Search the data for the word "JSON" and copy out every line that has it.

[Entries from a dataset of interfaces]
.....

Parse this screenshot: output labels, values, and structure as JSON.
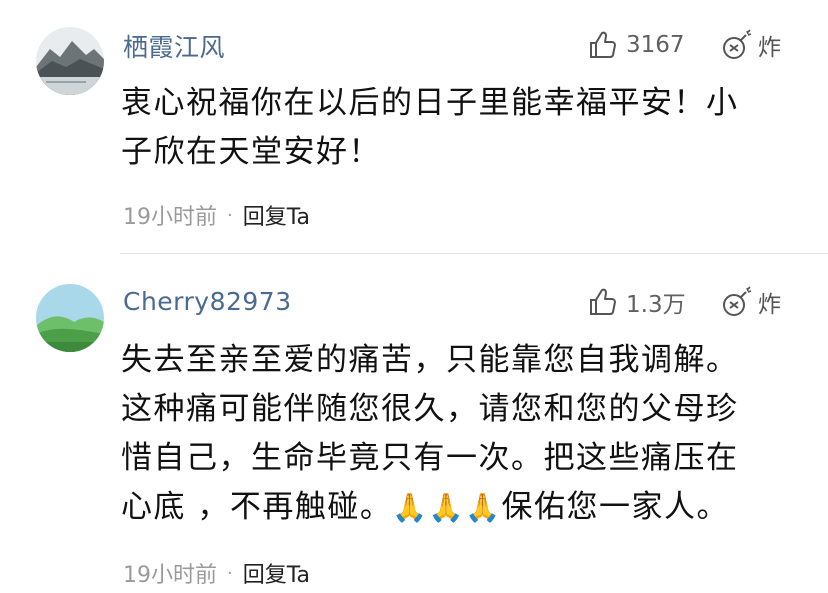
{
  "comments": [
    {
      "username": "栖霞江风",
      "likes": "3167",
      "bomb_label": "炸",
      "text": "衷心祝福你在以后的日子里能幸福平安！小\n子欣在天堂安好！",
      "time": "19小时前",
      "separator": "·",
      "reply_label": "回复Ta"
    },
    {
      "username": "Cherry82973",
      "likes": "1.3万",
      "bomb_label": "炸",
      "text_before_emoji": "失去至亲至爱的痛苦，只能靠您自我调解。\n这种痛可能伴随您很久，请您和您的父母珍\n惜自己，生命毕竟只有一次。把这些痛压在\n心底 ，不再触碰。",
      "emoji": "🙏🙏🙏",
      "text_after_emoji": "保佑您一家人。",
      "time": "19小时前",
      "separator": "·",
      "reply_label": "回复Ta"
    }
  ],
  "icons": {
    "like": "thumbs-up-icon",
    "bomb": "bomb-icon"
  },
  "colors": {
    "username": "#4a6a90",
    "meta": "#9a9a9a",
    "text": "#111111"
  }
}
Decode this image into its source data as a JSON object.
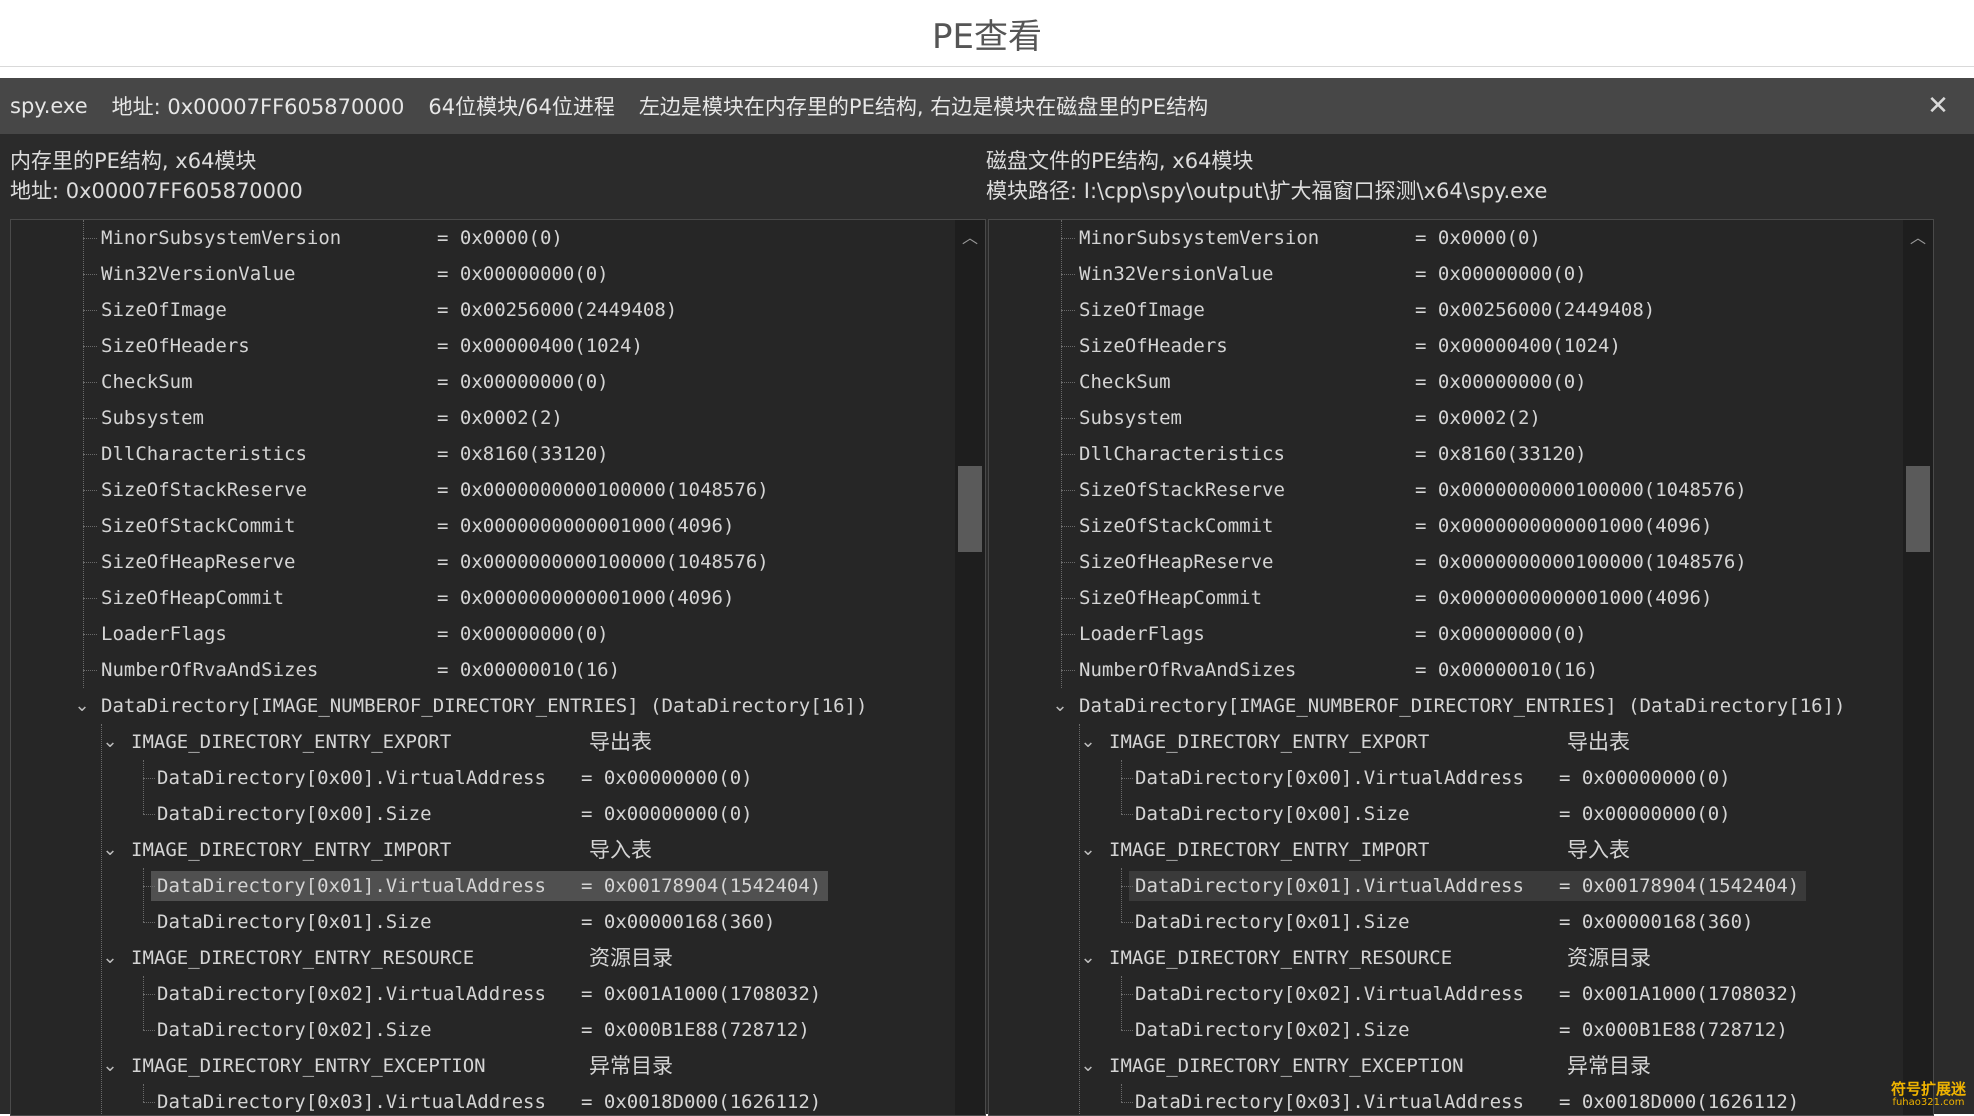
{
  "page_title": "PE查看",
  "titlebar": {
    "exe": "spy.exe",
    "address": "地址: 0x00007FF605870000",
    "bits": "64位模块/64位进程",
    "description": "左边是模块在内存里的PE结构, 右边是模块在磁盘里的PE结构",
    "close_icon": "close-icon"
  },
  "left": {
    "header_line1": "内存里的PE结构, x64模块",
    "header_line2": "地址: 0x00007FF605870000"
  },
  "right": {
    "header_line1": "磁盘文件的PE结构, x64模块",
    "header_line2": "模块路径: I:\\cpp\\spy\\output\\扩大福窗口探测\\x64\\spy.exe"
  },
  "fields": [
    {
      "name": "MinorSubsystemVersion",
      "value": "= 0x0000(0)"
    },
    {
      "name": "Win32VersionValue",
      "value": "= 0x00000000(0)"
    },
    {
      "name": "SizeOfImage",
      "value": "= 0x00256000(2449408)"
    },
    {
      "name": "SizeOfHeaders",
      "value": "= 0x00000400(1024)"
    },
    {
      "name": "CheckSum",
      "value": "= 0x00000000(0)"
    },
    {
      "name": "Subsystem",
      "value": "= 0x0002(2)"
    },
    {
      "name": "DllCharacteristics",
      "value": "= 0x8160(33120)"
    },
    {
      "name": "SizeOfStackReserve",
      "value": "= 0x0000000000100000(1048576)"
    },
    {
      "name": "SizeOfStackCommit",
      "value": "= 0x0000000000001000(4096)"
    },
    {
      "name": "SizeOfHeapReserve",
      "value": "= 0x0000000000100000(1048576)"
    },
    {
      "name": "SizeOfHeapCommit",
      "value": "= 0x0000000000001000(4096)"
    },
    {
      "name": "LoaderFlags",
      "value": "= 0x00000000(0)"
    },
    {
      "name": "NumberOfRvaAndSizes",
      "value": "= 0x00000010(16)"
    }
  ],
  "data_directory_label": "DataDirectory[IMAGE_NUMBEROF_DIRECTORY_ENTRIES] (DataDirectory[16])",
  "groups": [
    {
      "name": "IMAGE_DIRECTORY_ENTRY_EXPORT",
      "cn": "导出表",
      "children": [
        {
          "name": "DataDirectory[0x00].VirtualAddress",
          "value": "= 0x00000000(0)"
        },
        {
          "name": "DataDirectory[0x00].Size",
          "value": "= 0x00000000(0)"
        }
      ]
    },
    {
      "name": "IMAGE_DIRECTORY_ENTRY_IMPORT",
      "cn": "导入表",
      "children": [
        {
          "name": "DataDirectory[0x01].VirtualAddress",
          "value": "= 0x00178904(1542404)"
        },
        {
          "name": "DataDirectory[0x01].Size",
          "value": "= 0x00000168(360)"
        }
      ]
    },
    {
      "name": "IMAGE_DIRECTORY_ENTRY_RESOURCE",
      "cn": "资源目录",
      "children": [
        {
          "name": "DataDirectory[0x02].VirtualAddress",
          "value": "= 0x001A1000(1708032)"
        },
        {
          "name": "DataDirectory[0x02].Size",
          "value": "= 0x000B1E88(728712)"
        }
      ]
    },
    {
      "name": "IMAGE_DIRECTORY_ENTRY_EXCEPTION",
      "cn": "异常目录",
      "children": [
        {
          "name": "DataDirectory[0x03].VirtualAddress",
          "value": "= 0x0018D000(1626112)"
        }
      ]
    }
  ],
  "scroll_up_icon": "chevron-up-icon",
  "expand_icon": "chevron-down-icon",
  "watermark": {
    "text": "符号扩展迷",
    "url": "fuhao321.com"
  }
}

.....

Solution for this task:
Parse this screenshot: output labels, values, and structure as JSON.
Decode this image into its source data as a JSON object.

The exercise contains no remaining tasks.